Feb 13, 2015

The (Surprising) Benefits of Roleplaying

(Hello! Melody here, back for another guest post--this time on roleplay. Enjoy!!! :)

I see you raising your eyebrows at the title. Yes, that's why the 'surprising' is in there. ;) Roleplaying can actually be extremely helpful when it comes to developing your story characters--as I have found out in the past few weeks--and I'm here to tell you how.

I've never been one for roleplaying much. I mean, it's fun pretending to be a character and communicating with someone else's character, but I had better things to do, frankly. Like actually sitting down and finishing this second novel Dragons' Bane that I've been working on for a while now. But recently, I got rather taken with the thought of actually roleplaying as my story characters, to maybe learn to make them more human and see how they react in situations outside of my story world.

And so, I got sucked into the world of roleplay. Some of the writers on this blog, as well as some other writers, started using our own story characters to do some roleplay. It was just for fun, at first, but after a couple days, I was kind of amazed by how much more...real my characters felt.

See, the thing is, with a roleplay there is always an element of the unexpected. You are only writing one half--or a third/fourth, etc--of the conversation, which makes for some interesting and surprising situations. You don't know everything about the other characters your character is talking to, and sometimes end up talking about or doing something you never expected.

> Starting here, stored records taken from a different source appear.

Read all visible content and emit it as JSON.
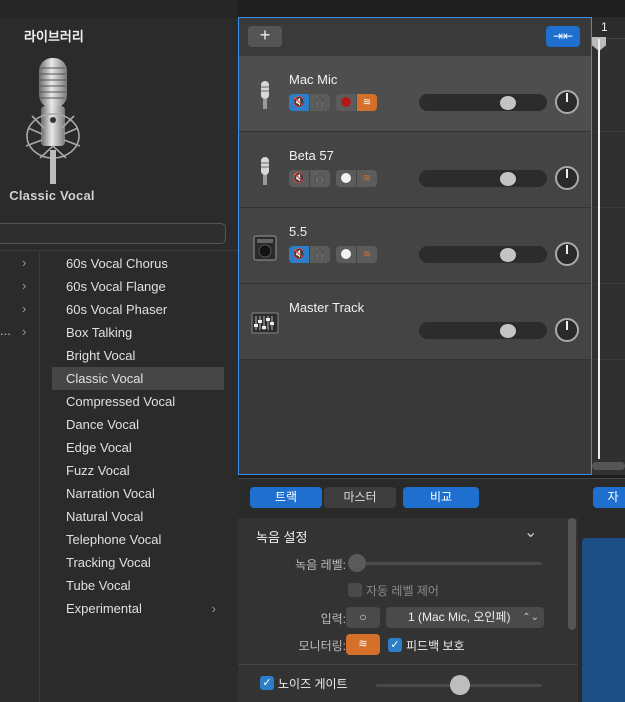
{
  "library": {
    "title": "라이브러리",
    "patch_name": "Classic Vocal",
    "category_rows": [
      {
        "has_dots": false
      },
      {
        "has_dots": false
      },
      {
        "has_dots": false
      },
      {
        "has_dots": true,
        "dots": "..."
      }
    ],
    "presets": [
      {
        "label": "60s Vocal Chorus"
      },
      {
        "label": "60s Vocal Flange"
      },
      {
        "label": "60s Vocal Phaser"
      },
      {
        "label": "Box Talking"
      },
      {
        "label": "Bright Vocal"
      },
      {
        "label": "Classic Vocal",
        "selected": true
      },
      {
        "label": "Compressed Vocal"
      },
      {
        "label": "Dance Vocal"
      },
      {
        "label": "Edge Vocal"
      },
      {
        "label": "Fuzz Vocal"
      },
      {
        "label": "Narration Vocal"
      },
      {
        "label": "Natural Vocal"
      },
      {
        "label": "Telephone Vocal"
      },
      {
        "label": "Tracking Vocal"
      },
      {
        "label": "Tube Vocal"
      },
      {
        "label": "Experimental",
        "has_children": true
      }
    ]
  },
  "tracks_header": {
    "add_label": "+",
    "smart_label": "⇥⇤"
  },
  "tracks": [
    {
      "name": "Mac Mic",
      "icon": "microphone-icon",
      "selected": true,
      "muted": true,
      "record_armed": true,
      "monitoring": true,
      "volume": 0.72
    },
    {
      "name": "Beta 57",
      "icon": "microphone-icon",
      "selected": false,
      "muted": false,
      "record_armed": false,
      "monitoring": false,
      "volume": 0.72
    },
    {
      "name": "5.5",
      "icon": "amp-icon",
      "selected": false,
      "muted": true,
      "record_armed": false,
      "monitoring": false,
      "volume": 0.72
    },
    {
      "name": "Master Track",
      "icon": "master-icon",
      "selected": false,
      "master": true,
      "volume": 0.72
    }
  ],
  "timeline": {
    "bar_number": "1"
  },
  "control_bar": {
    "tab_track": "트랙",
    "tab_master": "마스터",
    "compare": "비교",
    "right_tab": "자"
  },
  "recording_settings": {
    "title": "녹음 설정",
    "rec_level_label": "녹음 레벨:",
    "auto_level_label": "자동 레벨 제어",
    "input_label": "입력:",
    "input_mono": "○",
    "input_value": "1  (Mac Mic, 오인페)",
    "monitoring_label": "모니터링:",
    "feedback_label": "피드백 보호",
    "noise_gate_label": "노이즈 게이트"
  },
  "colors": {
    "accent_blue": "#1f6fcf",
    "monitor_orange": "#d4702a",
    "record_red": "#b3191b"
  }
}
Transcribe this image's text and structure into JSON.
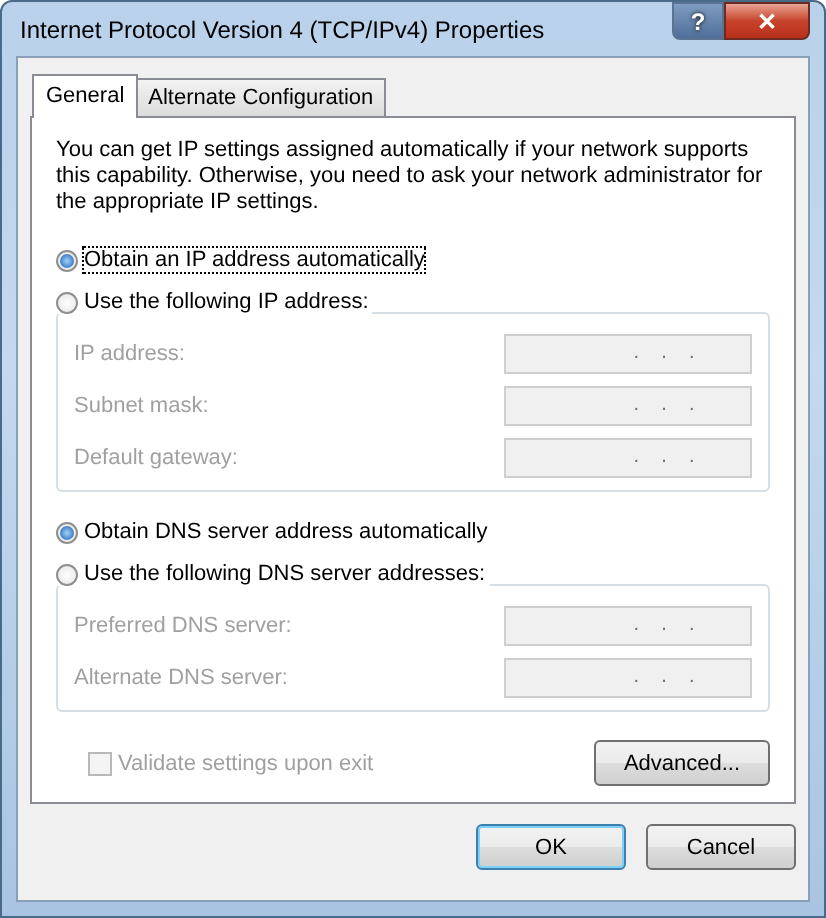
{
  "window": {
    "title": "Internet Protocol Version 4 (TCP/IPv4) Properties",
    "help": "?",
    "close": "✕"
  },
  "tabs": [
    {
      "label": "General",
      "selected": true
    },
    {
      "label": "Alternate Configuration",
      "selected": false
    }
  ],
  "intro": "You can get IP settings assigned automatically if your network supports this capability. Otherwise, you need to ask your network administrator for the appropriate IP settings.",
  "sections": [
    {
      "auto": {
        "label": "Obtain an IP address automatically",
        "selected": true,
        "focused": true
      },
      "manual": {
        "label": "Use the following IP address:",
        "selected": false
      },
      "fields": [
        {
          "label": "IP address:",
          "value": ".    .    .",
          "disabled": true
        },
        {
          "label": "Subnet mask:",
          "value": ".    .    .",
          "disabled": true
        },
        {
          "label": "Default gateway:",
          "value": ".    .    .",
          "disabled": true
        }
      ]
    },
    {
      "auto": {
        "label": "Obtain DNS server address automatically",
        "selected": true,
        "focused": false
      },
      "manual": {
        "label": "Use the following DNS server addresses:",
        "selected": false
      },
      "fields": [
        {
          "label": "Preferred DNS server:",
          "value": ".    .    .",
          "disabled": true
        },
        {
          "label": "Alternate DNS server:",
          "value": ".    .    .",
          "disabled": true
        }
      ]
    }
  ],
  "validate": {
    "label": "Validate settings upon exit",
    "checked": false,
    "disabled": true
  },
  "advanced": "Advanced...",
  "buttons": [
    {
      "label": "OK",
      "default": true
    },
    {
      "label": "Cancel",
      "default": false
    }
  ]
}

And this element of the unexpected helps make the characters seem more than just puppets you are controlling to do what you want them to. They end up in situations you never anticipated, saying things you didn't plan and making mistakes that might even leave you a little embarrassed. Or they might do something fun like take a group photo, even though not all of them know what a camera is. ;)

           A picture our lovely friend drew of some of the    
roleplay characters taking a group photo.
From left to right: Jade, Russell, Gwyn,
Alice, Gigi, and Caleb
I still don't understand it, but I've also gotten out of some puzzling plot problems by doing the roleplay. There was a plot point of Dragons' Bane that I had been puzzling over for months: how my characters were going to storm an extinct volcano with only one heavily guarded entrance. Then it got brought up in the roleplay and my character shrugged and said 'Oh yeah, we're going to climb to the top and go in through the vent'. And I was just like....Why did you not tell me this sooner???? You could have saved me a lot of time and trouble!!

But, unfortunately, characters have a mind of their own, haha. I've learned things I never expected to while roleplaying, through casual conversations that brought up deep topics to how they would interact in very odd/stressful/embarrassing situations. :) It's been so much fun! And it's quite interesting when the character's feelings start to affect me too. One of my characters got really mad and kind of blew up at everyone, and after writing that, I had to like force myself to calm down because I was mad for no real reason other than my character was. I guess that's a good sign of it being real, though, right? :)

Another helpful thing I've learned during roleplay is character quirks. When you write a story, you're usually more focused on the big, important stuff. Roleplay is just the opposite. There's a lot of small talk and repeated things that would just slog a book down. It's a conversation, not a plot. And that means there's more focus on the little things your characters do that usually wouldn't be as prominent in writing a book.

For example, I realized after roleplaying for a while that one of my characters rubs the back of his neck a lot when he's nervous/confused, so I've made a note to add that into the story. I've also got some good/terrible puns and jokes out of it, haha, since he is, like, the biggest jokester ever.

Sometimes, too, there are things my characters just don't want to tell me, but they'll tell other characters. It makes me feel a bit put-out, haha, but I guess they get sick of talking to me after a while. And now all they want to do is go back and talk with their character friends on the roleplay. *rolls eyes* ;)

But really, it's amazing how much you can learn from even just a little bit of roleplaying. A couple of my characters have surprised me with how they've behaved, then just look at me like 'duh, I've been like this all along, you just haven't ever gotten me right.' Well, I'm getting them right now. And they feel a lot more like real people...almost too real, in fact. I've completely fallen in love with them.

Sooooo, how 'bout you? Ever done roleplay, or roleplayed with your characters? And if not, did this post make you want to try it?

--Melody Jackson, author of "The Dragon Within"

1 comment:

  1. Thanks for the post Melody! Hopefully I can do some more roleplaying sometime :)